I ran in from the top and so when I got to the bottom of the hopscotch where it suggested to take a break, I took it. I stopped my running momentum and planted my feet. As I turned around, to my surprise there were two cyclists and two runners close behind. They didn’t stop but all chuckled as I started to skip through the boxes like a school-girl with a treasure. I giggled at how wonderful it was to just have fun solely for the sake of having fun. I felt twenty years younger. Thirty actually.  My 40-year-old body silently thanked the chalk creator, but my heavy heart and tired mind breathed new life.

What a wonderful idea!

Down the trail I passed an older couple walking a dog and then hit my mileage so I turned around and passed them again on my way back home. I took off my headphones and told them about the hopscotch and declared, “I expect to see you guys have some fun with that.” I turned back to see when I figured they would be right on top of it, disappointingly they  just walked right over the top of it. What a bummer. I so wanted to see the 60 year old folks get the same sense of fun and pleasure I had experienced.

And then the lesson came.

You can’t force other people in to having fun. They have to choose it for themselves.
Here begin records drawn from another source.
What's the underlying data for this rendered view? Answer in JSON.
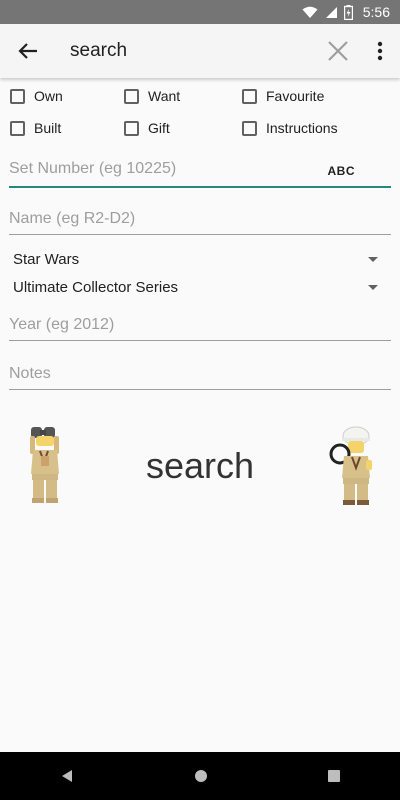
{
  "status": {
    "time": "5:56"
  },
  "appbar": {
    "title": "search"
  },
  "filters": [
    {
      "label": "Own"
    },
    {
      "label": "Want"
    },
    {
      "label": "Favourite"
    },
    {
      "label": "Built"
    },
    {
      "label": "Gift"
    },
    {
      "label": "Instructions"
    }
  ],
  "fields": {
    "set_number_placeholder": "Set Number (eg 10225)",
    "keyboard_toggle": "ABC",
    "name_placeholder": "Name (eg R2-D2)",
    "theme": "Star Wars",
    "subtheme": "Ultimate Collector Series",
    "year_placeholder": "Year (eg 2012)",
    "notes_placeholder": "Notes"
  },
  "search_button": "search",
  "colors": {
    "accent": "#26897a",
    "statusbar": "#757575",
    "appbar": "#f5f5f5"
  },
  "icons": [
    "wifi-icon",
    "signal-icon",
    "battery-icon",
    "back-arrow-icon",
    "clear-icon",
    "more-vert-icon",
    "minifig-binoculars-icon",
    "minifig-magnifier-icon",
    "nav-back-icon",
    "nav-home-icon",
    "nav-recents-icon"
  ]
}
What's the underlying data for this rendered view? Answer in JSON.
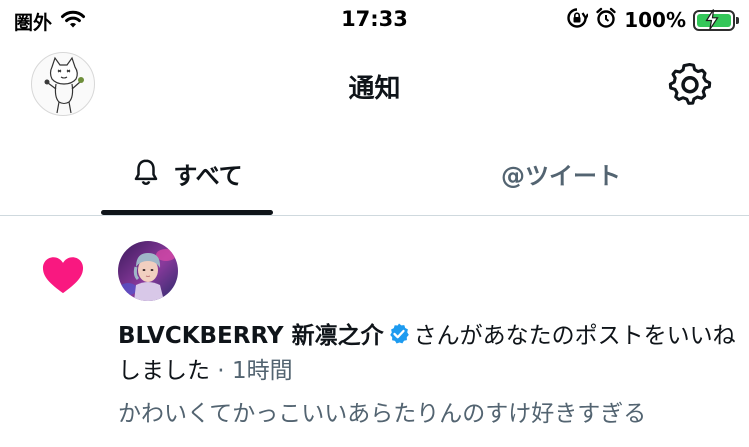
{
  "status_bar": {
    "carrier": "圏外",
    "time": "17:33",
    "battery_percent": "100%",
    "icons": [
      "wifi-icon",
      "rotation-lock-icon",
      "alarm-icon",
      "battery-charging-icon"
    ]
  },
  "header": {
    "title": "通知",
    "avatar_icon": "profile-avatar",
    "settings_icon": "gear-icon"
  },
  "tabs": [
    {
      "label": "すべて",
      "icon": "bell-icon",
      "selected": true
    },
    {
      "label": "@ツイート",
      "selected": false
    }
  ],
  "notification": {
    "type_icon": "heart-icon",
    "user_name": "BLVCKBERRY 新凛之介",
    "verified_icon": "verified-badge-icon",
    "action_text": "さんがあなたのポストをいいねしました",
    "separator": " · ",
    "time": "1時間",
    "preview": "かわいくてかっこいいあらたりんのすけ好きすぎる"
  },
  "colors": {
    "heart": "#f91880",
    "verified": "#1d9bf0",
    "battery": "#34c759",
    "text_primary": "#0f1419",
    "text_secondary": "#536471"
  }
}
For me: I choose all the fun I can get. Life is short and I want to enjoy it as much as possible.